Tusla decision to cut counselling funding has ‘savage consequences’

19.04.2017 Michael Smyth, Impact education divisional executive and Gina O'Brien, Impact education divisional chair, at the Impact education division conference at the Clayton City Hotel, Cork. Picture: David Keane.
Michael Smyth of IMPACT’s education divisional executive is a School Completion Programme officer.

IMPACT has criticised a decision by Tusla, the child and family agency, over a decision to cut all funding for counselling services to the School Completion Programme (SCP). The cuts take effect from 1st September.

SCP worker Michael Smyth criticised the move during a speech to delegates at IMPACT’s education conference in Cork this afternoon. “The rationale? They told us, we can’t give it to all programmes, so we’re not going to give it to any School Completion Programme.

“This is an infantile explanation for a decision with savage consequences. Where it hits hardest there are no alternative services available, so the message this sends to the most disadvantaged children in the country is that they’re on their own,” he said.

The School Completion Programme was established in 2002 and provides strategic support to vulnerable children, enabling them to complete their second level education. The programme was devised by the then Department of Education and Science in 2002 and moved to the newly formed Department of Children and Youth Affairs in 2011. It was subsumed into Tusla in 2014.

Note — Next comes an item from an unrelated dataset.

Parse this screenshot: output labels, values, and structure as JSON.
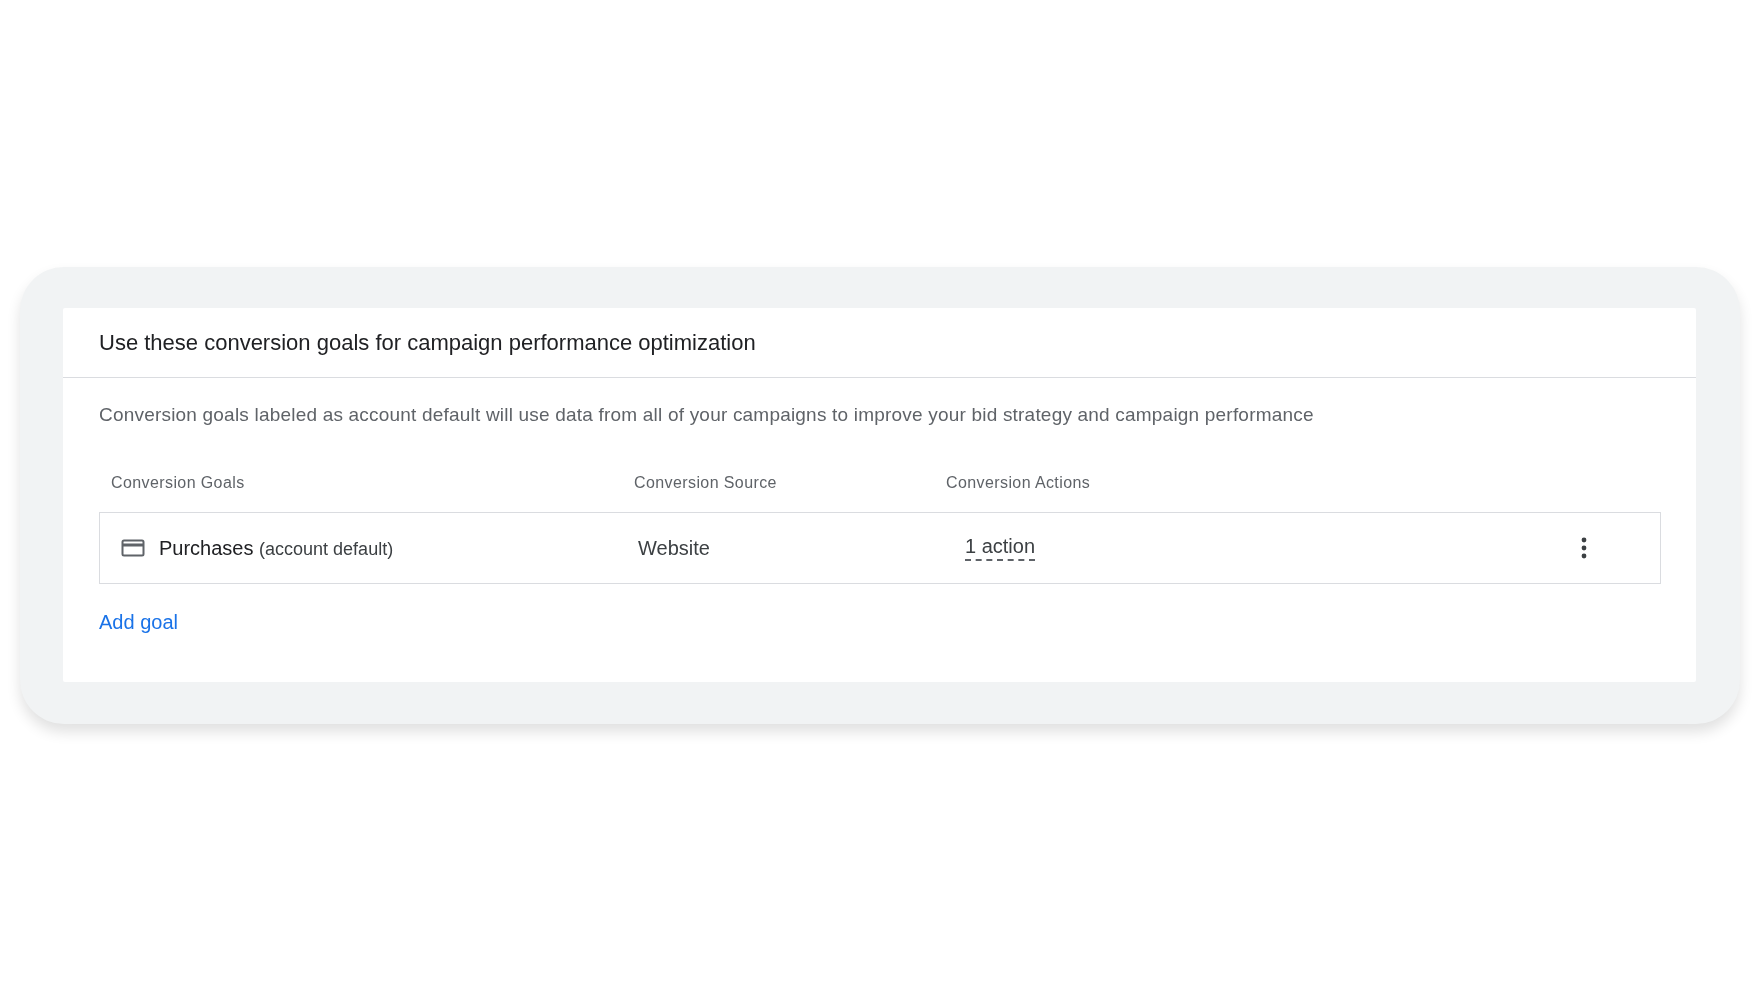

The programme is made up of 124 local projects, which work in 470 primary schools and 224 secondary schools nationwide.

The Economic and Social Research Institute published its report into the School Completion Programme in October 2015. The ESRI study highlighted the programme’s ability to access vital information about the family and home life of children in the programme, the opportunities arising from a less formal communication with children and parents, and the immediate support from the SCP counselling service.

Mr Smyth added, “The ESRI report came after years of very damaging cuts, which means we operate now with only two thirds of the funding we began with in 2002. Those cuts forced many SCPs to suspend some elements of the programme, and as you can see, that slash and burn approach continues despite our best efforts.”

The programme received €32m in funding in 2002. It now has an annual budget of €24m. The ESRI found that the cuts curtailed SCP provision at a time of growing need, and that the pattern of funding cuts was at odds with international evidence that early intervention is more successful – and more cost effective – than remedial intervention when young people drop-out of education.

Mr Smyth added that the Minister for Education and Skills Richard Bruton TD, in his address to conference last night, had conceded that “too many of our children still fall through the cracks, and are in danger of being left behind.”